Appraisal: Credit-worthiness for initial and subsequent loans depends in large part on the character and trustworthiness of potential clients. Previously, our appraisal process focused primarily on the financial feasibility of the proposed activity and the CO’s guarantee. However, we have learned from experience that the character of a client plays a greater role in his or her repayment performance than his or her ability to generate a profit from the business or activity for which the loan is taken. Character assessment includes whether the client is “honest” and “responsible”, as well as confirmation of his or her whereabouts.

A Technical appraisal follows. It confirms the accuracy of the information in the Social Appraisal, then assesses the financial viability of the proposed activity. If necessary, Engineers, enterprise development staff or others are called in to assess the likely viability of the proposed income-generating activity. The primary focus is on the assessment of the potential client’s behavior and reputation for honesty. This double appraisal helps our staff get to know the borrower and lets his or her family members know about the client’s obligations to GBTI.
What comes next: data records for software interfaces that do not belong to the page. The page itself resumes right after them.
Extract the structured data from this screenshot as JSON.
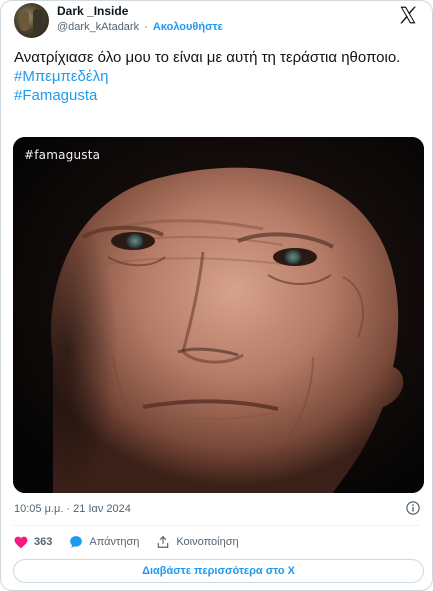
{
  "author": {
    "display_name": "Dark _Inside",
    "handle": "@dark_kAtadark",
    "separator": "·",
    "follow_label": "Ακολουθήστε"
  },
  "tweet": {
    "text": "Ανατρίχιασε όλο μου το είναι με αυτή τη τεράστια ηθοποιο.",
    "hashtags": [
      "#Μπεμπεδέλη",
      "#Famagusta"
    ],
    "media_watermark": "#famagusta",
    "timestamp": "10:05 μ.μ. · 21 Ιαν 2024"
  },
  "actions": {
    "like_count": "363",
    "reply_label": "Απάντηση",
    "share_label": "Κοινοποίηση"
  },
  "read_more_label": "Διαβάστε περισσότερα στο X",
  "colors": {
    "accent": "#1d9bf0",
    "like": "#f91880",
    "text": "#0f1419",
    "muted": "#536471",
    "border": "#cfd9de"
  },
  "icons": [
    "x-logo-icon",
    "info-icon",
    "heart-icon",
    "reply-bubble-icon",
    "share-icon"
  ]
}
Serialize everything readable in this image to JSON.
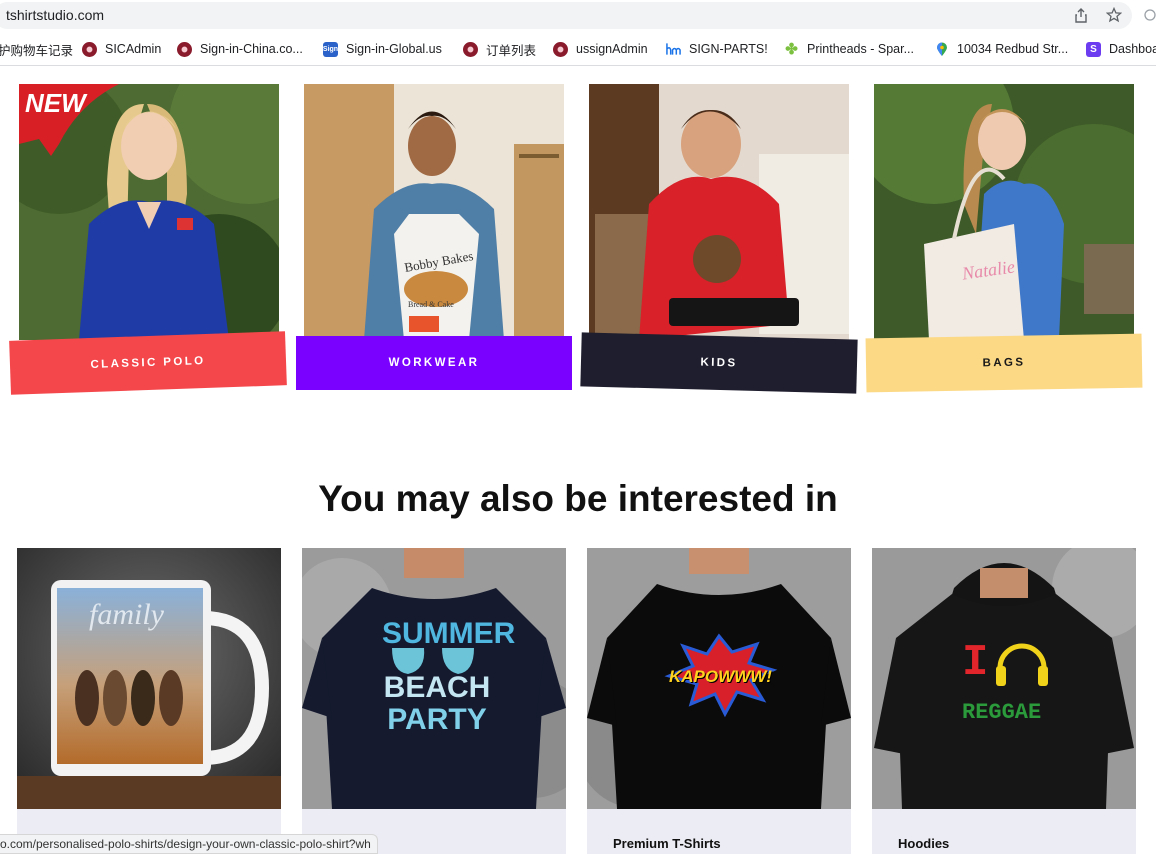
{
  "browser": {
    "url": "tshirtstudio.com",
    "bookmarks": [
      {
        "label": "护购物车记录",
        "icon": "none"
      },
      {
        "label": "SICAdmin",
        "icon": "rose-icon"
      },
      {
        "label": "Sign-in-China.co...",
        "icon": "rose-icon"
      },
      {
        "label": "Sign-in-Global.us",
        "icon": "sign-icon"
      },
      {
        "label": "订单列表",
        "icon": "rose-icon"
      },
      {
        "label": "ussignAdmin",
        "icon": "rose-icon"
      },
      {
        "label": "SIGN-PARTS!",
        "icon": "hm-logo-icon"
      },
      {
        "label": "Printheads - Spar...",
        "icon": "clover-icon"
      },
      {
        "label": "10034 Redbud Str...",
        "icon": "map-pin-icon"
      },
      {
        "label": "Dashboa",
        "icon": "s-square-icon"
      }
    ],
    "sign_badge": "Sign",
    "s_badge": "S"
  },
  "categories": [
    {
      "label": "CLASSIC POLO",
      "badge": "NEW",
      "bg": "#f4474b",
      "color": "#ffffff"
    },
    {
      "label": "WORKWEAR",
      "bg": "#7a00ff",
      "color": "#ffffff"
    },
    {
      "label": "KIDS",
      "bg": "#1f1e2e",
      "color": "#ffffff"
    },
    {
      "label": "BAGS",
      "bg": "#fcd985",
      "color": "#1a1a1a"
    }
  ],
  "apron_text": {
    "line1": "Bobby Bakes",
    "line2": "Bread & Cake"
  },
  "bag_text": "Natalie",
  "section_heading": "You may also be interested in",
  "products": [
    {
      "name": "",
      "art": "family"
    },
    {
      "name": "",
      "art": "SUMMER BEACH PARTY"
    },
    {
      "name": "Premium T-Shirts",
      "art": "KAPOWWW!"
    },
    {
      "name": "Hoodies",
      "art": "REGGAE"
    }
  ],
  "product_art": {
    "mug": "family",
    "summer": [
      "SUMMER",
      "BEACH",
      "PARTY"
    ],
    "kapow": "KAPOWWW!",
    "reggae_i": "I",
    "reggae": "REGGAE"
  },
  "status_bar": "o.com/personalised-polo-shirts/design-your-own-classic-polo-shirt?wh"
}
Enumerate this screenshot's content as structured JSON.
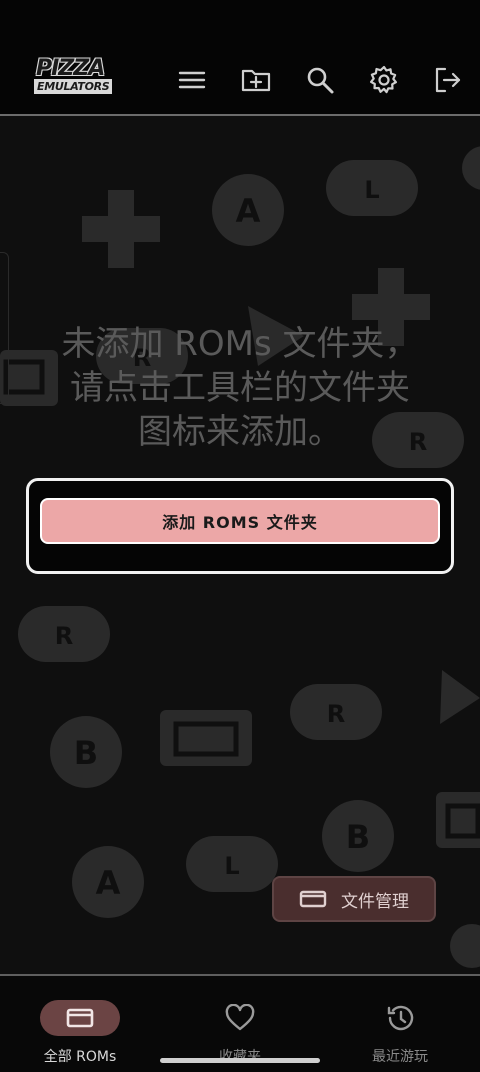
{
  "app": {
    "logo_line1": "PIZZA",
    "logo_line2": "EMULATORS"
  },
  "toolbar": {
    "icons": [
      "menu-icon",
      "add-folder-icon",
      "search-icon",
      "gear-icon",
      "logout-icon"
    ]
  },
  "empty_state": {
    "message": "未添加 ROMs 文件夹，请点击工具栏的文件夹图标来添加。"
  },
  "dialog": {
    "add_button_label": "添加 ROMS 文件夹"
  },
  "fab": {
    "label": "文件管理"
  },
  "bottom_nav": [
    {
      "label": "全部 ROMs",
      "icon": "console-icon",
      "active": true
    },
    {
      "label": "收藏夹",
      "icon": "heart-icon",
      "active": false
    },
    {
      "label": "最近游玩",
      "icon": "history-icon",
      "active": false
    }
  ],
  "colors": {
    "accent": "#eca7a7",
    "active_pill": "#6b4444",
    "fab_bg": "#4a2e2e",
    "background": "#0f0f0f"
  }
}
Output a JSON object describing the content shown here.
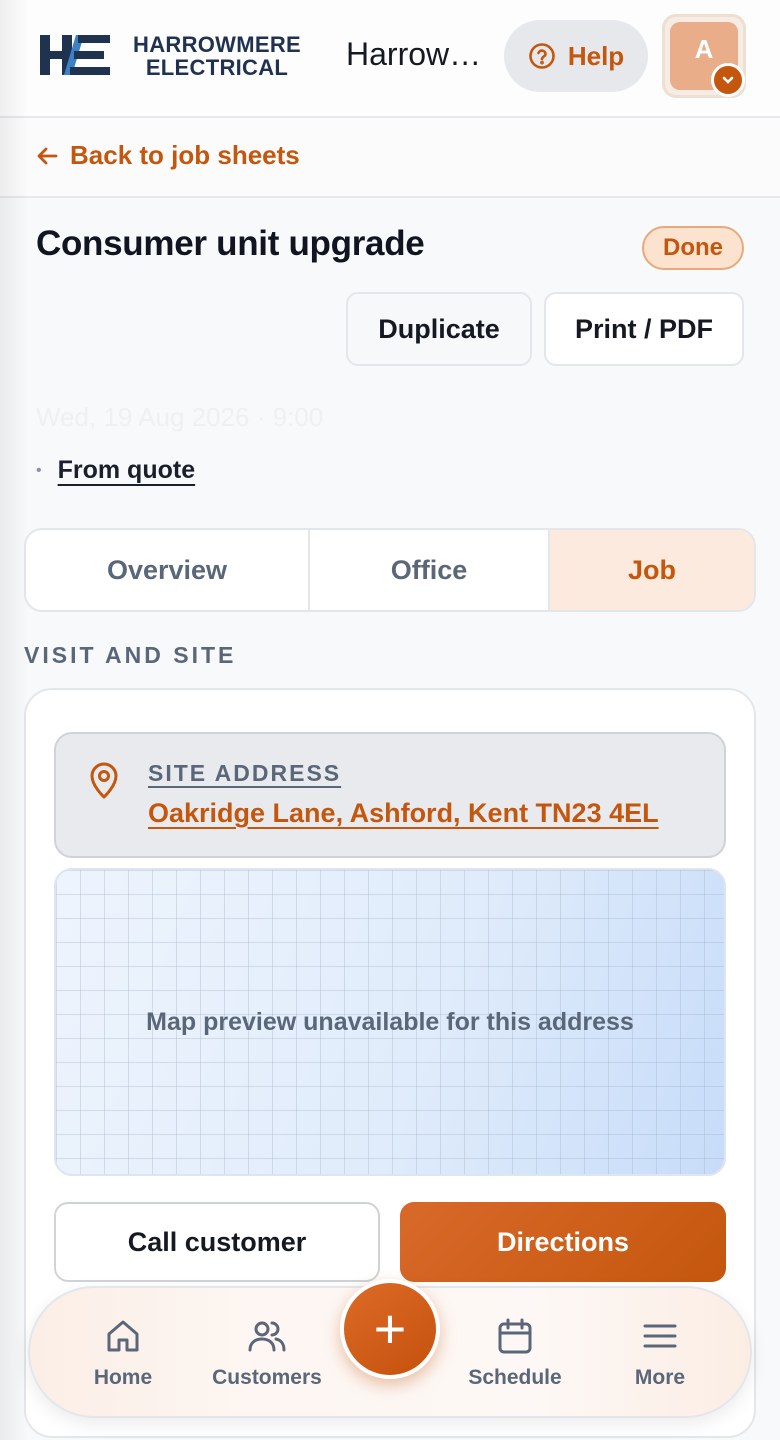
{
  "header": {
    "brand_line1": "HARROWMERE",
    "brand_line2": "ELECTRICAL",
    "title": "Harrowmere Electrical",
    "help_label": "Help",
    "avatar_initial": "A"
  },
  "nav_back": {
    "label": "Back to job sheets"
  },
  "job": {
    "title": "Consumer unit upgrade",
    "status": "Done",
    "duplicate_label": "Duplicate",
    "print_label": "Print / PDF",
    "date": "Wed, 19 Aug 2026 · 9:00",
    "source_link": "From quote"
  },
  "tabs": [
    {
      "label": "Overview",
      "active": false
    },
    {
      "label": "Office",
      "active": false
    },
    {
      "label": "Job",
      "active": true
    }
  ],
  "section": {
    "heading": "VISIT AND SITE",
    "address_label": "SITE ADDRESS",
    "address_value": "Oakridge Lane, Ashford, Kent TN23 4EL",
    "map_message": "Map preview unavailable for this address",
    "call_label": "Call customer",
    "directions_label": "Directions"
  },
  "bottom_nav": {
    "home": "Home",
    "customers": "Customers",
    "add": "+",
    "schedule": "Schedule",
    "more": "More"
  },
  "colors": {
    "accent": "#c4570d",
    "brand_navy": "#1f3350",
    "muted": "#5a6778"
  }
}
Village Branches: To make it easier for rural clients to access credit related services we have established one-room Village Branches at appropriate locations, typically at the centre of one or more Union Councils. The establishment of these Branches depends on the population density. The Branch is responsible for coordinating with the CO members on a daily basis. It is also a credit recovery-collection hub. The Village Branches staff allocate times for CO meetings, recovery follow up, appraisals and recovery collection. Where it is feasible the Village Branch staff visit COs and clients on foot. Otherwise the male staff travel by motorcycle and the women in vehicles.

Community Investment Fund: Initiated in 2010, this revolving fund is administered by an LSO. The CIF is used to provide small loans to CO members. LSO members are trained in CIF Management and in maintaining and utilizing the credit database provided to the LSO. This is to ensure that clients and loans are tracked throughout the loan cycle. As of December 2021, Rs.7.15 million was provided to LSOs/VOs for loan disbursement. As of December 2021, Rs.25.50 Million has been disbursed to LSOs/VOs

Livelihood Enhancement & Protection (LEP) Programme

Since 1995 GBTI is working for Livelihood enhancement through its trainings for income generating activities and micro-credit for agriculture, livestock and enterprises development. But as per the feedback given by community and GBTI’s situation analysis the ultra-poor segment are exclusively asset-less and cannot invest anything in any income generating venture. As a result, poor households remain unemployed causing a severe degree of food insecurity and their subsistence was at stake.   So this programme is designed for particularly for the ignored segment in which any sort of asset is transferred for income generating activities after developing of MIP/LIP (Micro/Livelihood investment Plan) of household with the consultation of family and members of community organization (CO/VO). The Poverty Targeting Fund (PTF) is an asset transfer programme fund which provided to community organisations, specifically to poorest women who are provided with micro asset for income-generating activities only.

However what is unique in PTF is the fact that not only it provides access to much-needed asset for income generating activities; it also builds the confidence and capabilities of poor rural women. In LEP it is women who make the decisions and not external agencies. Therefore decisions such as who to provide asset to, what type of plan are all decided by these organised women themselves. These decisions take place in their own community organisations, which are formed at the neighbourhood level and then federated at the village level. The only restriction that is put on the members is that: a) the asset should only be provided to the poorest of women (identified by using the poverty scorecard of which the results are verified by the community) and b) the asset should be used but not spent.

As of June, 2021 under this component GBTI have been transferred assets to 568 households only for the income generating activities.